Material shown
----
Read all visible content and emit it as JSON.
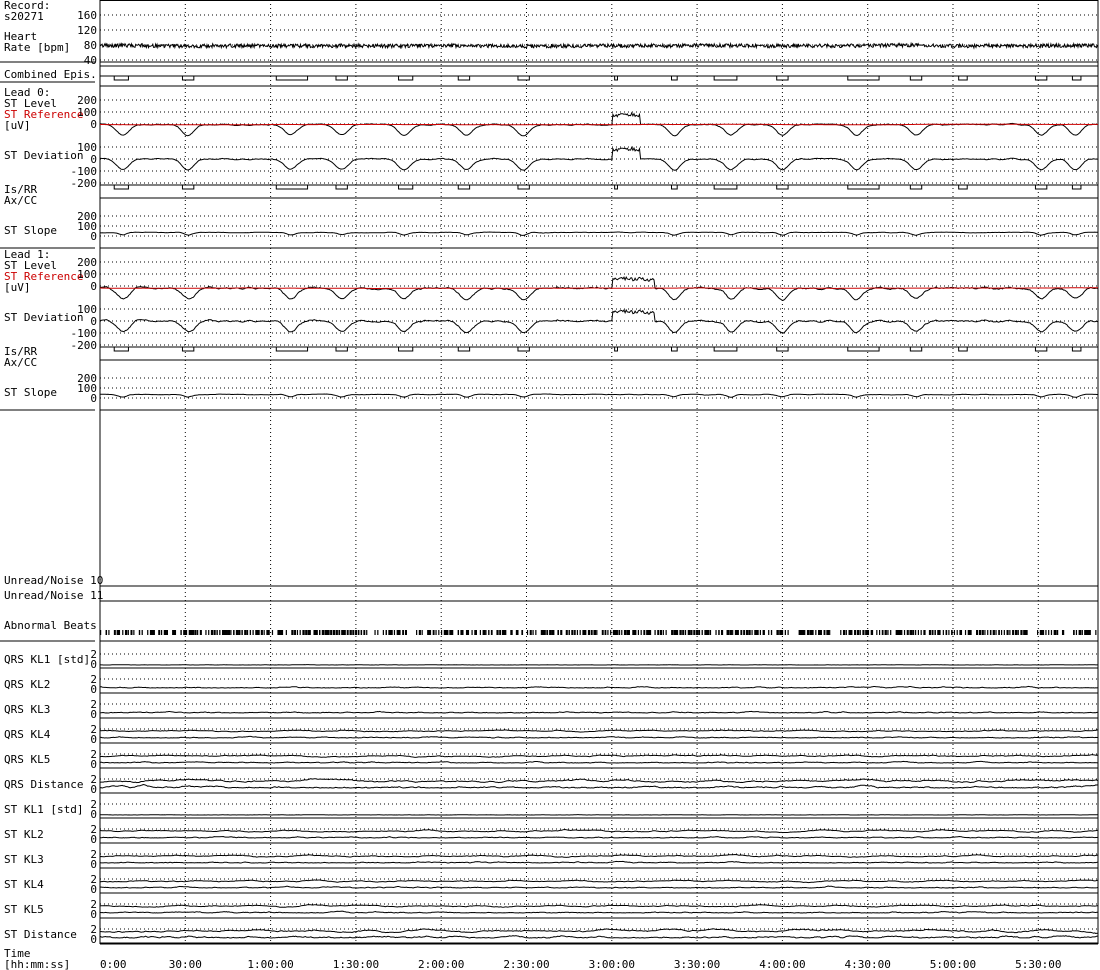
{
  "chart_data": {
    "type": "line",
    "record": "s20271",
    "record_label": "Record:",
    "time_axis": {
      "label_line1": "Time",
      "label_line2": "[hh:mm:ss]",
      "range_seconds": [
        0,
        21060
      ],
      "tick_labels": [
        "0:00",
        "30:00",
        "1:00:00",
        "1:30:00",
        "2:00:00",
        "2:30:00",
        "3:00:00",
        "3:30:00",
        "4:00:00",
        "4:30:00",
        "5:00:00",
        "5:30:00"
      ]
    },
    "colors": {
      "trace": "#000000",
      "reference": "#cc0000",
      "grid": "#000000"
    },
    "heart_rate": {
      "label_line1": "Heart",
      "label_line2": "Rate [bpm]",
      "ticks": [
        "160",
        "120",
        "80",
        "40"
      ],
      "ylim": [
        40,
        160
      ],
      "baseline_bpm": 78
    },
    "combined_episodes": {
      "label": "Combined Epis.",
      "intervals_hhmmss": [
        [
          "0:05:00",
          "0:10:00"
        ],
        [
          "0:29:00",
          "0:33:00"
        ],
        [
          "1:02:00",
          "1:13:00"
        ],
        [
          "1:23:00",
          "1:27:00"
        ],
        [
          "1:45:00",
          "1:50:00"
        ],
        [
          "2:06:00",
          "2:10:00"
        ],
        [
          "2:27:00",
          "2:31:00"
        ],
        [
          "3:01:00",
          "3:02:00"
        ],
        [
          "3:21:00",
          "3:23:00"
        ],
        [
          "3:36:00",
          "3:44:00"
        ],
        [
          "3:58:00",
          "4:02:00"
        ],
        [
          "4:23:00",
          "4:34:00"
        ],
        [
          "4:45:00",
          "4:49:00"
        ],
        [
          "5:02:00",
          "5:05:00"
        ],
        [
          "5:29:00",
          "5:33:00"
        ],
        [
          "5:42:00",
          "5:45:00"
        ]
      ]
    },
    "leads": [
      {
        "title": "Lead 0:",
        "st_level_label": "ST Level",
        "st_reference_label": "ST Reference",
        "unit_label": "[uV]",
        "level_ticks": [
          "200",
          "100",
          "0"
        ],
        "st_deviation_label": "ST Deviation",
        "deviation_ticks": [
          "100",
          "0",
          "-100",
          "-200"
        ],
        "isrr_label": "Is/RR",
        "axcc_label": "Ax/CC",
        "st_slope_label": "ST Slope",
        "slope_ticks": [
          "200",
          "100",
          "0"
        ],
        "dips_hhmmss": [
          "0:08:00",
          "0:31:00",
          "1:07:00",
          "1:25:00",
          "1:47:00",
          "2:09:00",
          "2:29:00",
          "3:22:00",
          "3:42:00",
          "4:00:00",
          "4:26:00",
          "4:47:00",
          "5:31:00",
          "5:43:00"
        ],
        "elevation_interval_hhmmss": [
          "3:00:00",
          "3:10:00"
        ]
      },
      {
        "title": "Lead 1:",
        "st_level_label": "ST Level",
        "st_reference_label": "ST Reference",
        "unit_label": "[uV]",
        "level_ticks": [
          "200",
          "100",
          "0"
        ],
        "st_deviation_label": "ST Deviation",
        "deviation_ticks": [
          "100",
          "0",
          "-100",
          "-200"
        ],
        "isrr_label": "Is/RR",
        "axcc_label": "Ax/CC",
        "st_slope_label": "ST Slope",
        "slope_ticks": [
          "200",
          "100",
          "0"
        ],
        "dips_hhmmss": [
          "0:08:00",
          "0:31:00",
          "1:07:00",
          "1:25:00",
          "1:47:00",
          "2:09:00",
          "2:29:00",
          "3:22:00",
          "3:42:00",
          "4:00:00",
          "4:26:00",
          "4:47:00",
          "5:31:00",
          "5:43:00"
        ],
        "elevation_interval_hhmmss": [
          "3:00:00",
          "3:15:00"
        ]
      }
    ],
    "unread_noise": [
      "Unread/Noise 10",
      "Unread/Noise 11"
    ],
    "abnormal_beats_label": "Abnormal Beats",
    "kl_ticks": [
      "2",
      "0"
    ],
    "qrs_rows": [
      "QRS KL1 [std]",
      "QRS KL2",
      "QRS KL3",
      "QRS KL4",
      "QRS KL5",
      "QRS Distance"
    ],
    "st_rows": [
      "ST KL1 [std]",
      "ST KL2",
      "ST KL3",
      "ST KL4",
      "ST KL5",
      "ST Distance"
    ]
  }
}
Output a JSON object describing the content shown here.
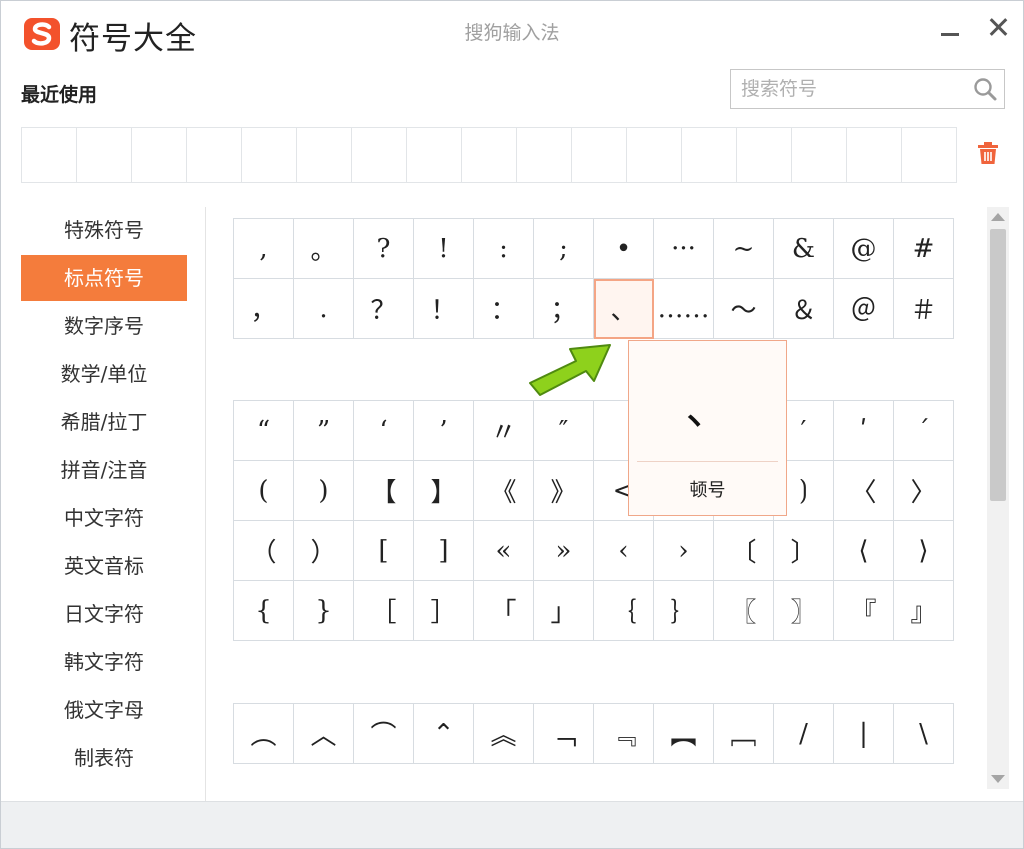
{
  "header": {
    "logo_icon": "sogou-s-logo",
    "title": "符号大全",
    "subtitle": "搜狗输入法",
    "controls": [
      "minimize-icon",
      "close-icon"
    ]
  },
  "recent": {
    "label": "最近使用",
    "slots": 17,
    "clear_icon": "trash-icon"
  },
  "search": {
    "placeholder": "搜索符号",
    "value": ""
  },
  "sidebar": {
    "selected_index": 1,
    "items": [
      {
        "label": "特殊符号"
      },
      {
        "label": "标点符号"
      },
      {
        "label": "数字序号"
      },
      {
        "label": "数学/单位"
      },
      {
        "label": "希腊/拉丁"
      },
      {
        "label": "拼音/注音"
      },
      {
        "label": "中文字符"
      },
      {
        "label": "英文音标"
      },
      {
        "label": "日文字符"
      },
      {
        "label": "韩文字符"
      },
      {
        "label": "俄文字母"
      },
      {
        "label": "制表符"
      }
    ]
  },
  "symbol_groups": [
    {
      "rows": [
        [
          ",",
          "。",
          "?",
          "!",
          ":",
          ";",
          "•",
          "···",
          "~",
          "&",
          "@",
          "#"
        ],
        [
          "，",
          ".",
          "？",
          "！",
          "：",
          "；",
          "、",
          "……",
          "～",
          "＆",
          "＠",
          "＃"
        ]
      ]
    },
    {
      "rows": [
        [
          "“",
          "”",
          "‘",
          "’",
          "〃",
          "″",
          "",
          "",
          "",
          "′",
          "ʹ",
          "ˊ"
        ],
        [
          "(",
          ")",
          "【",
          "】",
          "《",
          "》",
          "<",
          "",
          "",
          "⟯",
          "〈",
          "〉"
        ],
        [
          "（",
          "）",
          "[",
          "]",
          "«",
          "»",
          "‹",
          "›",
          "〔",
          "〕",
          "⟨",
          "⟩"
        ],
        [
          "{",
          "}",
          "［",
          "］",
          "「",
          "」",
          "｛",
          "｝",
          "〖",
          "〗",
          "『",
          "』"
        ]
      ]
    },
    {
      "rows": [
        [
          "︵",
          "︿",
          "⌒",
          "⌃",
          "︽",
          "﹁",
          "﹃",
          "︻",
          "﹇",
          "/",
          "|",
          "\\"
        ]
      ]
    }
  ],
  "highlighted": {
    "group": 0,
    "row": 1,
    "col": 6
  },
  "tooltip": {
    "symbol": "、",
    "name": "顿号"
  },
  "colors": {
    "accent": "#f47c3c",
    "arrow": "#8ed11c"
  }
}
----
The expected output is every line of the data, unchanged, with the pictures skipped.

Written answer
Read all visible content and emit it as JSON.
{
  "chart_data": {
    "type": "line",
    "record": "s20271",
    "record_label": "Record:",
    "time_axis": {
      "label_line1": "Time",
      "label_line2": "[hh:mm:ss]",
      "range_seconds": [
        0,
        21060
      ],
      "tick_labels": [
        "0:00",
        "30:00",
        "1:00:00",
        "1:30:00",
        "2:00:00",
        "2:30:00",
        "3:00:00",
        "3:30:00",
        "4:00:00",
        "4:30:00",
        "5:00:00",
        "5:30:00"
      ]
    },
    "colors": {
      "trace": "#000000",
      "reference": "#cc0000",
      "grid": "#000000"
    },
    "heart_rate": {
      "label_line1": "Heart",
      "label_line2": "Rate [bpm]",
      "ticks": [
        "160",
        "120",
        "80",
        "40"
      ],
      "ylim": [
        40,
        160
      ],
      "baseline_bpm": 78
    },
    "combined_episodes": {
      "label": "Combined Epis.",
      "intervals_hhmmss": [
        [
          "0:05:00",
          "0:10:00"
        ],
        [
          "0:29:00",
          "0:33:00"
        ],
        [
          "1:02:00",
          "1:13:00"
        ],
        [
          "1:23:00",
          "1:27:00"
        ],
        [
          "1:45:00",
          "1:50:00"
        ],
        [
          "2:06:00",
          "2:10:00"
        ],
        [
          "2:27:00",
          "2:31:00"
        ],
        [
          "3:01:00",
          "3:02:00"
        ],
        [
          "3:21:00",
          "3:23:00"
        ],
        [
          "3:36:00",
          "3:44:00"
        ],
        [
          "3:58:00",
          "4:02:00"
        ],
        [
          "4:23:00",
          "4:34:00"
        ],
        [
          "4:45:00",
          "4:49:00"
        ],
        [
          "5:02:00",
          "5:05:00"
        ],
        [
          "5:29:00",
          "5:33:00"
        ],
        [
          "5:42:00",
          "5:45:00"
        ]
      ]
    },
    "leads": [
      {
        "title": "Lead 0:",
        "st_level_label": "ST Level",
        "st_reference_label": "ST Reference",
        "unit_label": "[uV]",
        "level_ticks": [
          "200",
          "100",
          "0"
        ],
        "st_deviation_label": "ST Deviation",
        "deviation_ticks": [
          "100",
          "0",
          "-100",
          "-200"
        ],
        "isrr_label": "Is/RR",
        "axcc_label": "Ax/CC",
        "st_slope_label": "ST Slope",
        "slope_ticks": [
          "200",
          "100",
          "0"
        ],
        "dips_hhmmss": [
          "0:08:00",
          "0:31:00",
          "1:07:00",
          "1:25:00",
          "1:47:00",
          "2:09:00",
          "2:29:00",
          "3:22:00",
          "3:42:00",
          "4:00:00",
          "4:26:00",
          "4:47:00",
          "5:31:00",
          "5:43:00"
        ],
        "elevation_interval_hhmmss": [
          "3:00:00",
          "3:10:00"
        ]
      },
      {
        "title": "Lead 1:",
        "st_level_label": "ST Level",
        "st_reference_label": "ST Reference",
        "unit_label": "[uV]",
        "level_ticks": [
          "200",
          "100",
          "0"
        ],
        "st_deviation_label": "ST Deviation",
        "deviation_ticks": [
          "100",
          "0",
          "-100",
          "-200"
        ],
        "isrr_label": "Is/RR",
        "axcc_label": "Ax/CC",
        "st_slope_label": "ST Slope",
        "slope_ticks": [
          "200",
          "100",
          "0"
        ],
        "dips_hhmmss": [
          "0:08:00",
          "0:31:00",
          "1:07:00",
          "1:25:00",
          "1:47:00",
          "2:09:00",
          "2:29:00",
          "3:22:00",
          "3:42:00",
          "4:00:00",
          "4:26:00",
          "4:47:00",
          "5:31:00",
          "5:43:00"
        ],
        "elevation_interval_hhmmss": [
          "3:00:00",
          "3:15:00"
        ]
      }
    ],
    "unread_noise": [
      "Unread/Noise 10",
      "Unread/Noise 11"
    ],
    "abnormal_beats_label": "Abnormal Beats",
    "kl_ticks": [
      "2",
      "0"
    ],
    "qrs_rows": [
      "QRS KL1 [std]",
      "QRS KL2",
      "QRS KL3",
      "QRS KL4",
      "QRS KL5",
      "QRS Distance"
    ],
    "st_rows": [
      "ST KL1 [std]",
      "ST KL2",
      "ST KL3",
      "ST KL4",
      "ST KL5",
      "ST Distance"
    ]
  }
}
Output a JSON object describing the content shown here.
{
  "header": {
    "logo_icon": "sogou-s-logo",
    "title": "符号大全",
    "subtitle": "搜狗输入法",
    "controls": [
      "minimize-icon",
      "close-icon"
    ]
  },
  "recent": {
    "label": "最近使用",
    "slots": 17,
    "clear_icon": "trash-icon"
  },
  "search": {
    "placeholder": "搜索符号",
    "value": ""
  },
  "sidebar": {
    "selected_index": 1,
    "items": [
      {
        "label": "特殊符号"
      },
      {
        "label": "标点符号"
      },
      {
        "label": "数字序号"
      },
      {
        "label": "数学/单位"
      },
      {
        "label": "希腊/拉丁"
      },
      {
        "label": "拼音/注音"
      },
      {
        "label": "中文字符"
      },
      {
        "label": "英文音标"
      },
      {
        "label": "日文字符"
      },
      {
        "label": "韩文字符"
      },
      {
        "label": "俄文字母"
      },
      {
        "label": "制表符"
      }
    ]
  },
  "symbol_groups": [
    {
      "rows": [
        [
          ",",
          "。",
          "?",
          "!",
          ":",
          ";",
          "•",
          "···",
          "~",
          "&",
          "@",
          "#"
        ],
        [
          "，",
          ".",
          "？",
          "！",
          "：",
          "；",
          "、",
          "……",
          "～",
          "＆",
          "＠",
          "＃"
        ]
      ]
    },
    {
      "rows": [
        [
          "“",
          "”",
          "‘",
          "’",
          "〃",
          "″",
          "",
          "",
          "",
          "′",
          "ʹ",
          "ˊ"
        ],
        [
          "(",
          ")",
          "【",
          "】",
          "《",
          "》",
          "<",
          "",
          "",
          "⟯",
          "〈",
          "〉"
        ],
        [
          "（",
          "）",
          "[",
          "]",
          "«",
          "»",
          "‹",
          "›",
          "〔",
          "〕",
          "⟨",
          "⟩"
        ],
        [
          "{",
          "}",
          "［",
          "］",
          "「",
          "」",
          "｛",
          "｝",
          "〖",
          "〗",
          "『",
          "』"
        ]
      ]
    },
    {
      "rows": [
        [
          "︵",
          "︿",
          "⌒",
          "⌃",
          "︽",
          "﹁",
          "﹃",
          "︻",
          "﹇",
          "/",
          "|",
          "\\"
        ]
      ]
    }
  ],
  "highlighted": {
    "group": 0,
    "row": 1,
    "col": 6
  },
  "tooltip": {
    "symbol": "、",
    "name": "顿号"
  },
  "colors": {
    "accent": "#f47c3c",
    "arrow": "#8ed11c"
  }
}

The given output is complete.